At one point I made an observation that she was wearing the same dress in 3 different prom pictures, all in different years with different dates. She snarled about it that it was all because her Mom was so selfish she wouldn't ever buy her a new dress, she made her wear the same dress so that she would buy a new dress for herself. The comment was dripping in resentment and anger. I know my Grandma had a taste for nice clothes and all, but geeze, what was the big deal? I had seen the pictures before, but never had she been so mean about it.
When we sat at dinner later she was really struggling to read her menu and choose something. She knew what she wanted, but couldn't locate it on the menu, so ordered the easiest thing to find, which we all knew at the table was something she didn't like. Luckily we all could see she was struggling and not wanting to draw attention to the fact that she was confused, so we clarified her order with her verbally, that she indeed wanted the Filet, but she insisted on calling it the "Triple Combo", which was the Filet with two other items that she didn't like at all. I think it was the only paragraph she could find the word "Filet" in, so she insisted on ordering it.
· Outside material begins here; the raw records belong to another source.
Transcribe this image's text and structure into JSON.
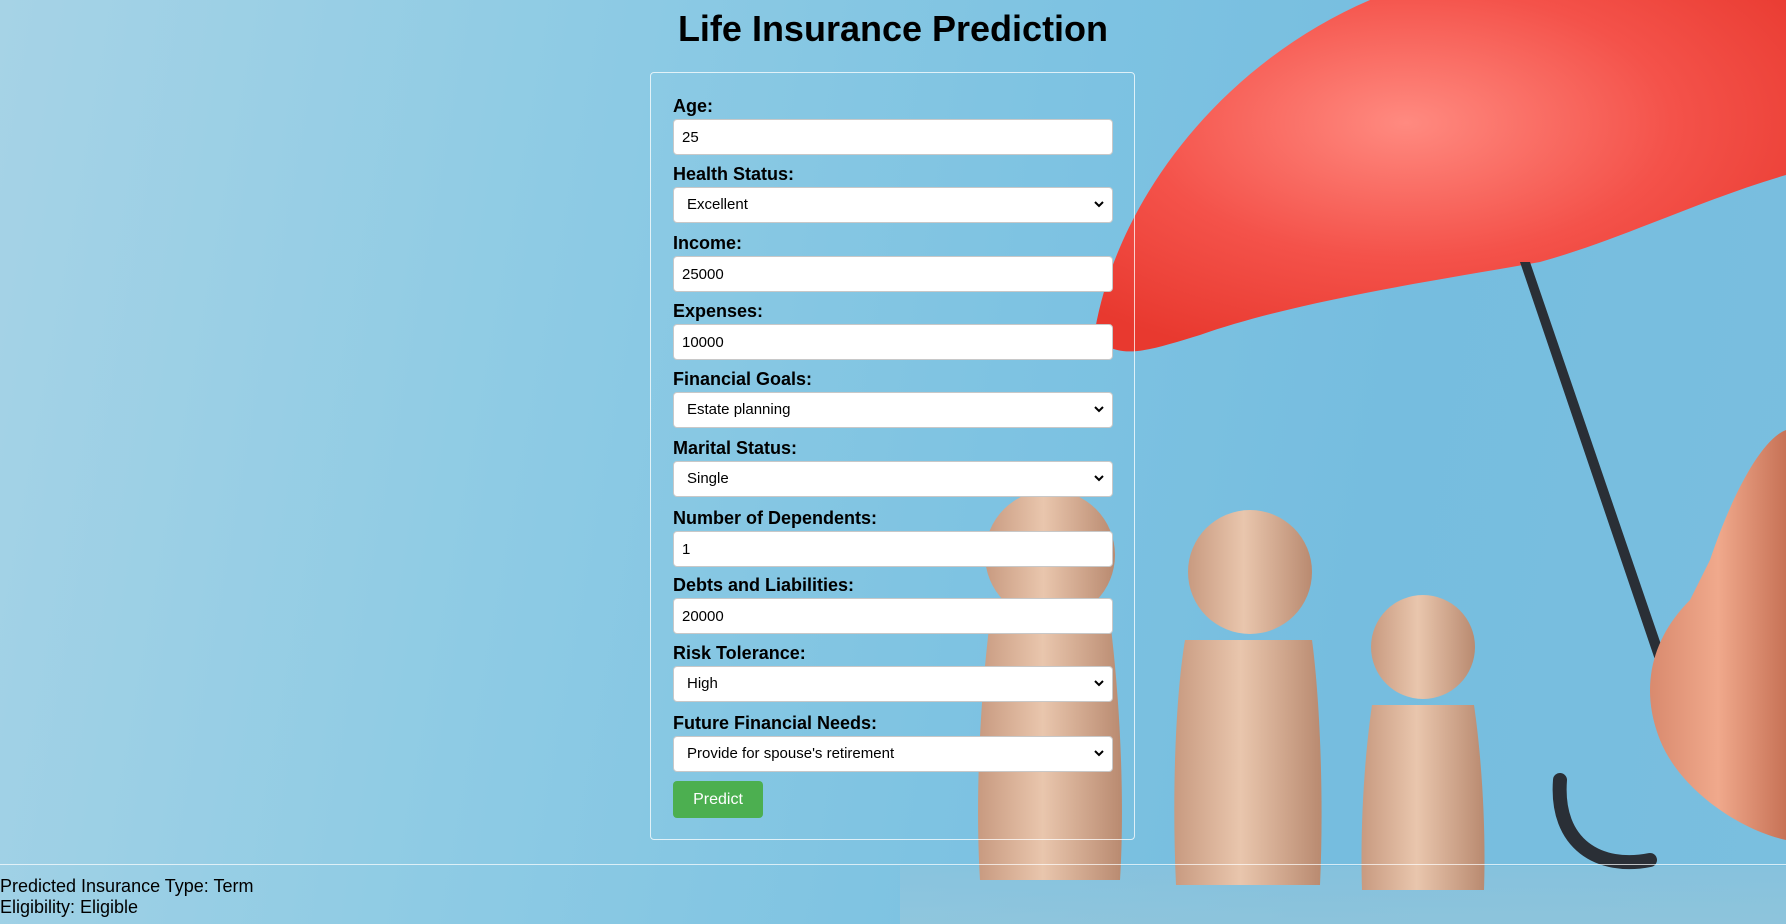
{
  "page": {
    "title": "Life Insurance Prediction"
  },
  "form": {
    "age": {
      "label": "Age:",
      "value": "25"
    },
    "health_status": {
      "label": "Health Status:",
      "value": "Excellent"
    },
    "income": {
      "label": "Income:",
      "value": "25000"
    },
    "expenses": {
      "label": "Expenses:",
      "value": "10000"
    },
    "financial_goals": {
      "label": "Financial Goals:",
      "value": "Estate planning"
    },
    "marital_status": {
      "label": "Marital Status:",
      "value": "Single"
    },
    "dependents": {
      "label": "Number of Dependents:",
      "value": "1"
    },
    "debts": {
      "label": "Debts and Liabilities:",
      "value": "20000"
    },
    "risk_tolerance": {
      "label": "Risk Tolerance:",
      "value": "High"
    },
    "future_needs": {
      "label": "Future Financial Needs:",
      "value": "Provide for spouse's retirement"
    },
    "predict_label": "Predict"
  },
  "results": {
    "insurance_type": "Predicted Insurance Type: Term",
    "eligibility": "Eligibility: Eligible"
  },
  "colors": {
    "background": "#8ecbe4",
    "button": "#4caf50",
    "umbrella": "#f4524a"
  },
  "icons": {
    "select_arrow": "chevron-down-icon"
  }
}
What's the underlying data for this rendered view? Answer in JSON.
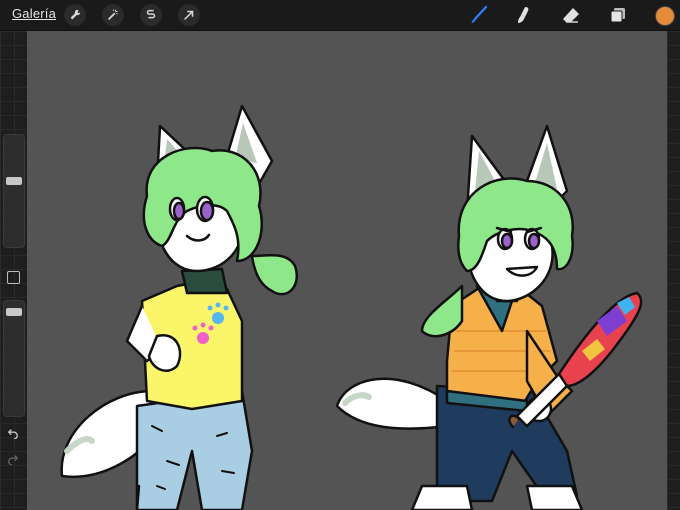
{
  "toolbar": {
    "gallery_label": "Galería",
    "left_tools": [
      {
        "icon": "wrench-icon"
      },
      {
        "icon": "magic-wand-icon"
      },
      {
        "icon": "selection-icon"
      },
      {
        "icon": "transform-arrow-icon"
      }
    ],
    "right_tools": [
      {
        "icon": "brush-icon"
      },
      {
        "icon": "smudge-icon"
      },
      {
        "icon": "eraser-icon"
      },
      {
        "icon": "layers-icon"
      }
    ],
    "current_color": "#e48b3a"
  },
  "sidebar": {
    "brush_size_level": 0.6,
    "opacity_level": 0.95
  },
  "colors": {
    "accent_blue": "#2f7cf6",
    "canvas_bg": "#545454",
    "hair_green": "#8ee88a",
    "fur_white": "#ffffff",
    "shirt_yellow": "#fbf56a",
    "jeans_blue": "#a9cde3",
    "hoodie_orange": "#f6b04a",
    "pants_navy": "#1f3b5e",
    "eye_purple": "#9b63c9"
  }
}
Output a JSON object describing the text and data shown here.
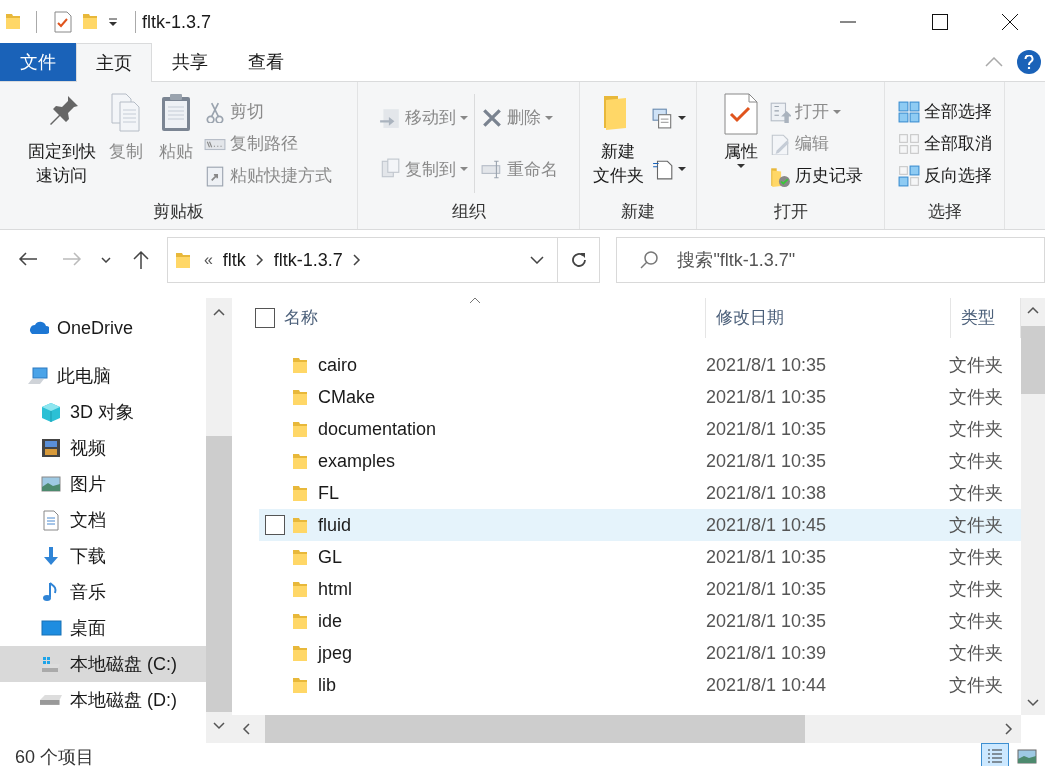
{
  "title_bar": {
    "title": "fltk-1.3.7"
  },
  "ribbon_tabs": [
    {
      "label": "文件",
      "kind": "file",
      "selected": false
    },
    {
      "label": "主页",
      "kind": "tab",
      "selected": true
    },
    {
      "label": "共享",
      "kind": "tab",
      "selected": false
    },
    {
      "label": "查看",
      "kind": "tab",
      "selected": false
    }
  ],
  "ribbon_groups": [
    {
      "label": "剪贴板",
      "columns": [
        [
          {
            "kind": "large",
            "lines": [
              "固定到快",
              "速访问"
            ],
            "disabled": false,
            "dropdown": false
          }
        ],
        [
          {
            "kind": "large",
            "lines": [
              "复制"
            ],
            "disabled": true,
            "dropdown": false
          }
        ],
        [
          {
            "kind": "large",
            "lines": [
              "粘贴"
            ],
            "disabled": true,
            "dropdown": false
          }
        ],
        [
          {
            "kind": "small",
            "label": "剪切",
            "disabled": true,
            "dropdown": false
          },
          {
            "kind": "small",
            "label": "复制路径",
            "disabled": true,
            "dropdown": false
          },
          {
            "kind": "small",
            "label": "粘贴快捷方式",
            "disabled": true,
            "dropdown": false
          }
        ]
      ]
    },
    {
      "label": "组织",
      "columns": [
        [
          {
            "kind": "small",
            "label": "移动到",
            "disabled": true,
            "dropdown": true
          },
          {
            "kind": "small",
            "label": "复制到",
            "disabled": true,
            "dropdown": true
          }
        ],
        [
          {
            "kind": "small",
            "label": "删除",
            "disabled": true,
            "dropdown": true
          },
          {
            "kind": "small",
            "label": "重命名",
            "disabled": true,
            "dropdown": false
          }
        ]
      ]
    },
    {
      "label": "新建",
      "columns": [
        [
          {
            "kind": "large",
            "lines": [
              "新建",
              "文件夹"
            ],
            "disabled": false,
            "dropdown": false
          }
        ],
        [
          {
            "kind": "icon",
            "disabled": false,
            "dropdown": true
          },
          {
            "kind": "icon",
            "disabled": false,
            "dropdown": true
          }
        ]
      ]
    },
    {
      "label": "打开",
      "columns": [
        [
          {
            "kind": "large",
            "lines": [
              "属性"
            ],
            "disabled": false,
            "dropdown": true
          }
        ],
        [
          {
            "kind": "small",
            "label": "打开",
            "disabled": true,
            "dropdown": true
          },
          {
            "kind": "small",
            "label": "编辑",
            "disabled": true,
            "dropdown": false
          },
          {
            "kind": "small",
            "label": "历史记录",
            "disabled": false,
            "dropdown": false
          }
        ]
      ]
    },
    {
      "label": "选择",
      "columns": [
        [
          {
            "kind": "small",
            "label": "全部选择",
            "disabled": false,
            "dropdown": false
          },
          {
            "kind": "small",
            "label": "全部取消",
            "disabled": false,
            "dropdown": false
          },
          {
            "kind": "small",
            "label": "反向选择",
            "disabled": false,
            "dropdown": false
          }
        ]
      ]
    }
  ],
  "nav_buttons": [
    {
      "kind": "back",
      "disabled": false
    },
    {
      "kind": "forward",
      "disabled": true
    },
    {
      "kind": "recent",
      "disabled": false
    },
    {
      "kind": "up",
      "disabled": false
    }
  ],
  "address_bar": {
    "overflow": "«",
    "crumbs": [
      "fltk",
      "fltk-1.3.7"
    ]
  },
  "search": {
    "placeholder": "搜索\"fltk-1.3.7\""
  },
  "sidebar": {
    "items": [
      {
        "label": "OneDrive",
        "selected": false
      },
      {
        "label": "此电脑",
        "selected": false,
        "children": [
          {
            "label": "3D 对象",
            "selected": false
          },
          {
            "label": "视频",
            "selected": false
          },
          {
            "label": "图片",
            "selected": false
          },
          {
            "label": "文档",
            "selected": false
          },
          {
            "label": "下载",
            "selected": false
          },
          {
            "label": "音乐",
            "selected": false
          },
          {
            "label": "桌面",
            "selected": false
          },
          {
            "label": "本地磁盘 (C:)",
            "selected": true
          },
          {
            "label": "本地磁盘 (D:)",
            "selected": false
          }
        ]
      }
    ]
  },
  "file_list": {
    "select_all_checked": false,
    "columns": [
      "名称",
      "修改日期",
      "类型"
    ],
    "rows": [
      {
        "name": "cairo",
        "date": "2021/8/1 10:35",
        "type": "文件夹",
        "hovered": false
      },
      {
        "name": "CMake",
        "date": "2021/8/1 10:35",
        "type": "文件夹",
        "hovered": false
      },
      {
        "name": "documentation",
        "date": "2021/8/1 10:35",
        "type": "文件夹",
        "hovered": false
      },
      {
        "name": "examples",
        "date": "2021/8/1 10:35",
        "type": "文件夹",
        "hovered": false
      },
      {
        "name": "FL",
        "date": "2021/8/1 10:38",
        "type": "文件夹",
        "hovered": false
      },
      {
        "name": "fluid",
        "date": "2021/8/1 10:45",
        "type": "文件夹",
        "hovered": true
      },
      {
        "name": "GL",
        "date": "2021/8/1 10:35",
        "type": "文件夹",
        "hovered": false
      },
      {
        "name": "html",
        "date": "2021/8/1 10:35",
        "type": "文件夹",
        "hovered": false
      },
      {
        "name": "ide",
        "date": "2021/8/1 10:35",
        "type": "文件夹",
        "hovered": false
      },
      {
        "name": "jpeg",
        "date": "2021/8/1 10:39",
        "type": "文件夹",
        "hovered": false
      },
      {
        "name": "lib",
        "date": "2021/8/1 10:44",
        "type": "文件夹",
        "hovered": false
      }
    ]
  },
  "status_bar": {
    "count": "60 个项目",
    "view_modes": [
      {
        "kind": "details",
        "selected": true
      },
      {
        "kind": "thumbnails",
        "selected": false
      }
    ]
  }
}
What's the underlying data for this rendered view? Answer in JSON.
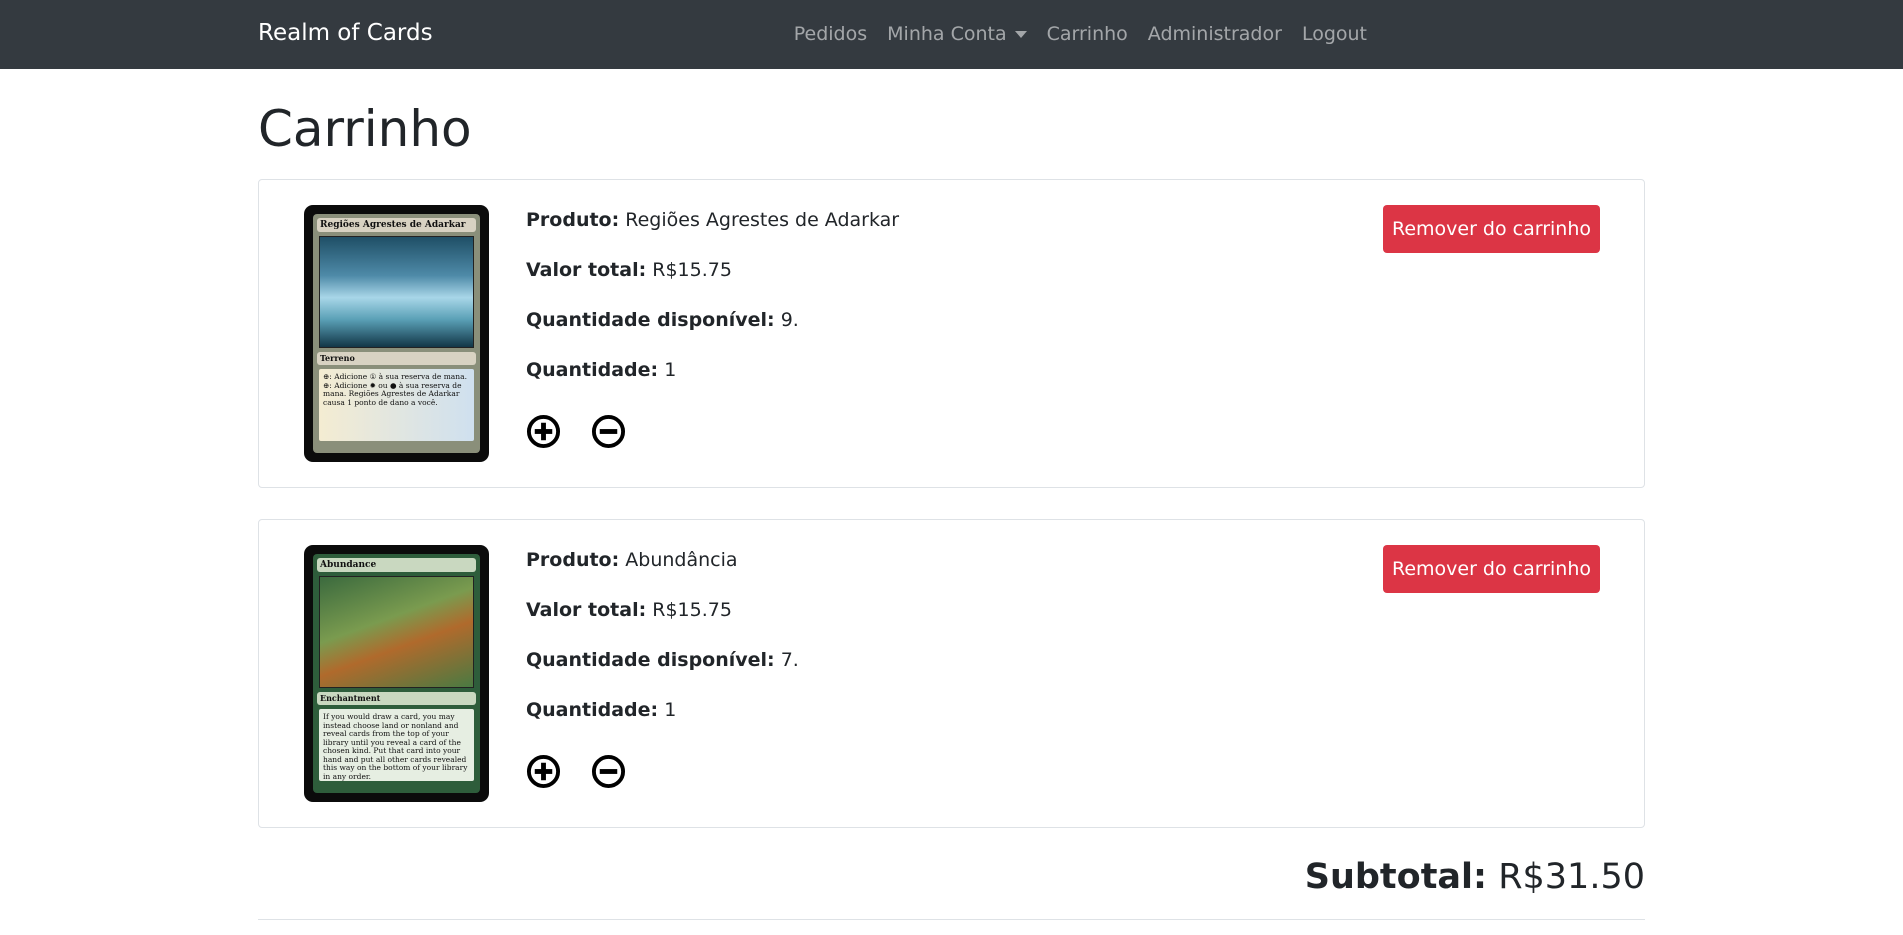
{
  "navbar": {
    "brand": "Realm of Cards",
    "links": [
      "Pedidos",
      "Minha Conta",
      "Carrinho",
      "Administrador",
      "Logout"
    ]
  },
  "page": {
    "title": "Carrinho"
  },
  "labels": {
    "product": "Produto:",
    "total_value": "Valor total:",
    "available": "Quantidade disponível:",
    "quantity": "Quantidade:",
    "remove": "Remover do carrinho",
    "subtotal": "Subtotal:"
  },
  "items": [
    {
      "product": "Regiões Agrestes de Adarkar",
      "total_value": "R$15.75",
      "available": "9.",
      "quantity": "1",
      "card_image": {
        "title": "Regiões Agrestes de Adarkar",
        "type": "Terreno",
        "text": "⊕: Adicione ① à sua reserva de mana. ⊕: Adicione ✹ ou ● à sua reserva de mana. Regiões Agrestes de Adarkar causa 1 ponto de dano a você."
      }
    },
    {
      "product": "Abundância",
      "total_value": "R$15.75",
      "available": "7.",
      "quantity": "1",
      "card_image": {
        "title": "Abundance",
        "type": "Enchantment",
        "text": "If you would draw a card, you may instead choose land or nonland and reveal cards from the top of your library until you reveal a card of the chosen kind. Put that card into your hand and put all other cards revealed this way on the bottom of your library in any order."
      }
    }
  ],
  "summary": {
    "subtotal": "R$31.50"
  },
  "colors": {
    "navbar": "#343a40",
    "danger": "#dc3545",
    "text": "#212529"
  },
  "icons": {
    "increase": "plus-circle-icon",
    "decrease": "minus-circle-icon"
  }
}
Last week I had the Geek Squad out to fix my computer. The diagnosis ended up being "bad sectors". Well that, and there was way too much stuff on my computer! The technician easily fixed my bad sectors with a repair disk in a matter of minutes. He left, and all was well with my computer. I had been very stressed about the potential of losing data, and stressed that several "vital" software programs were not working for me. After awhile it kicked in that my Mom has "bad sectors" too. But her bad sectors can't be repaired, ever. What a helpless feeling. Can't call the Geek Squad to fix THIS problem. Can't "reinstall Windows" either. We're just stuck with what we've got, and we have to deal with it, and work around it, as her "system" continues to fail and more bad sectors develop to the point where the system doesn't work at all.
Argh. I am SO not ready for this.